If you’re accustomed to making biscuits, you probably already have a go-to recipe that you’ll never give up… but this Angel Biscuit recipe just might change that. See, an Angel Biscuit is the best of both worlds – buttermilk flavor with a tender doughy bite. It’s a biscuit with delicious flavor and all of the pillowy goodness that a yeasted dough brings. You might even say they’re heaven-sent.
Some people will hear yeast dough and run for the hills, but never fear – the rising here is not precise and in no way as complicated as many other bread baking endeavors. These are still simple to make, as biscuits should be, but they have a doughier texture that only yeast can give them.
You just want to mix your yeast into some warm water until it resembles a thick paste, almost like a runny peanut butter. Set that aside while you mix together your dry ingredients – flour, sugar, salt, baking powder, and baking soda – and then, you’ll cut in both butter and shortening (both of which should be chilled) until the mixture is nice and crumbly.
Buttermilk and a touch of heavy cream go into the yeast mixture before the trio gets added to the dry ingredients. Once you’ve stirred everything together, you’ll dump out the dough and knead it just until all the crumbly bits are incorporated. You then want to fold the dough a few times, rotating it in between, to create layers to give you some flakiness. (This is mostly a doughy biscuit, but you still want some tender flakes where you can get them!)

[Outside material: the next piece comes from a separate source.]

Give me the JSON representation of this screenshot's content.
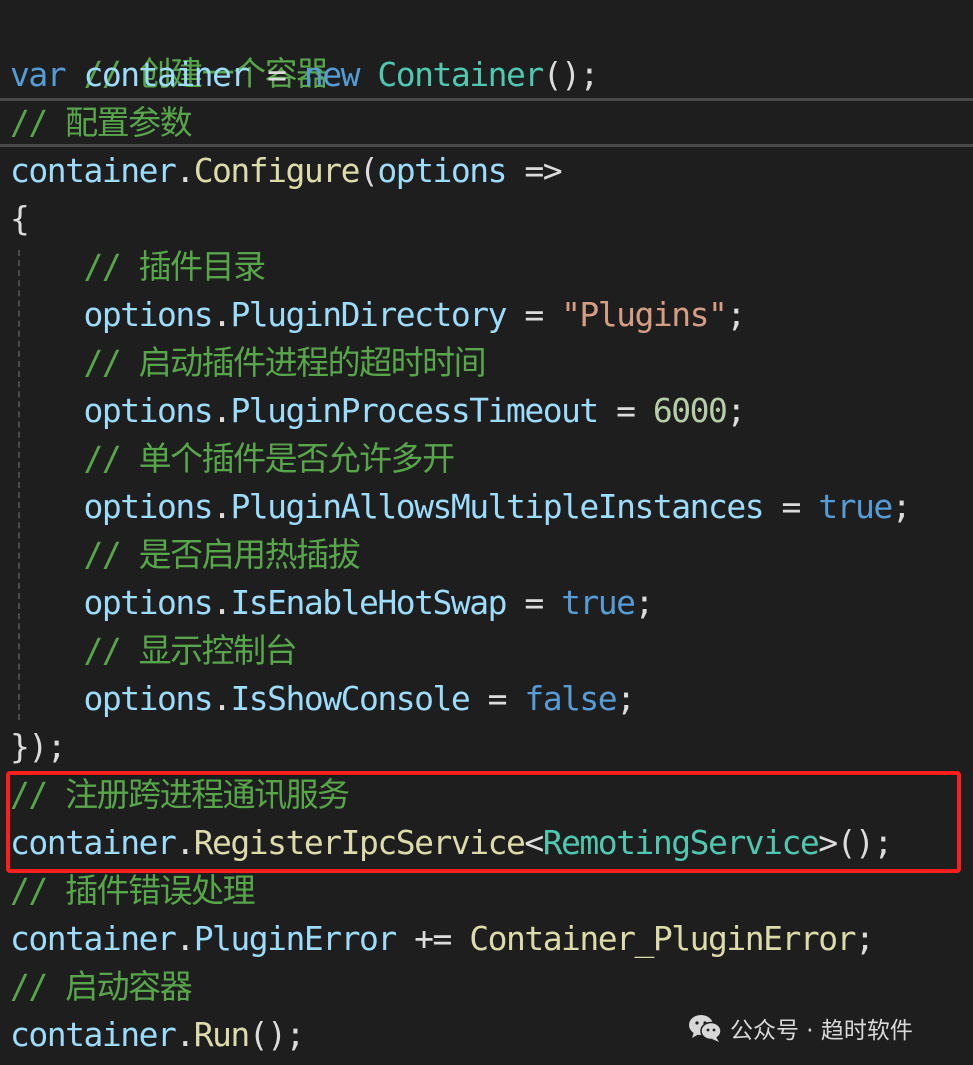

When you cut out your biscuits, it’s best to push the cutter straight down and pull it up without twisting so you don’t seal off the edges of the biscuit and prevent it from rising. These are best baked in a cast iron skillet brushed with melted butter and they’ll need about an hour of rising time before they head into the oven. You don’t need to poke them or worry about the dough springing back appropriately – they’re forgiving and will manage just fine on their own without you fussing over them and before you know it you’ll be biting into a biscuit with a texture that you can’t quite explain but can’t get enough of.
20m prep time
11m cook time
- 2 packages (4 1/2 teaspoons) active yeast
- 3 tablespoons warm water (no more than 120°F)
- 5 cups all-purpose flour
- 1/4 cup granulated sugar
- 1 1/2 teaspoons kosher salt
- 2 teaspoons baking powder
- 1 teaspoon baking soda
- 1/2 cup butter, chilled
- 1/2 cup shortening, chilled
- 2 cups buttermilk
- 2 tablespoons heavy whipping cream
- 3 tablespoons butter, melted
- In a small bowl, stir together warm water and yeast into a thick paste. Set aside.
- In a large bowl, whisk together the flour, sugar, salt, baking powder, and baking soda.
- Cut butter and shortening into 1/2 inch pieces and sprinkle over flour mixture. Using your fingers, smash butter and shortening into flour until mixture is crumbly and size of peas.
- In a small bowl, stir together the yeast paste, buttermilk, and heavy cream, then add to dry ingredients. Stir until a rough dough forms.
- Using your hands, knead dough a bit until all crumbly bits are incorporated.
- Flour a clean surface and dump dough out. Pat into a 1-inch thick rectangle. Fold dough in half, then rotate 90 degrees. Repeat the process, patting dough out into a rectangle again, then folding over twice more. Sprinkle with more flour if dough gets too sticky.
- After your last fold, pat dough out again to a 1-inch thickness. Dip a 2-inch biscuit cutter in flour, then cut out biscuits. Do not twist - press straight down and pull up. Gather scraps together to cut more biscuits until all dough is used.
- Brush a large cast iron skillet (about 12-inches) with melted butter. Place biscuits in the skillet, arranging so they touch slightly. If you have leftover biscuits, put in a separate baking pan. Cover with plastic wrap and let rise 1 hour.
- About 45 minutes into rising time, preheat oven to 400°F.
- Brush top of biscuits with remaining melted butter and bake until golden brown, 16-18 minutes.
- Let cool 10 minutes, then serve and enjoy!
Recipe adapted from Divas Can Cook.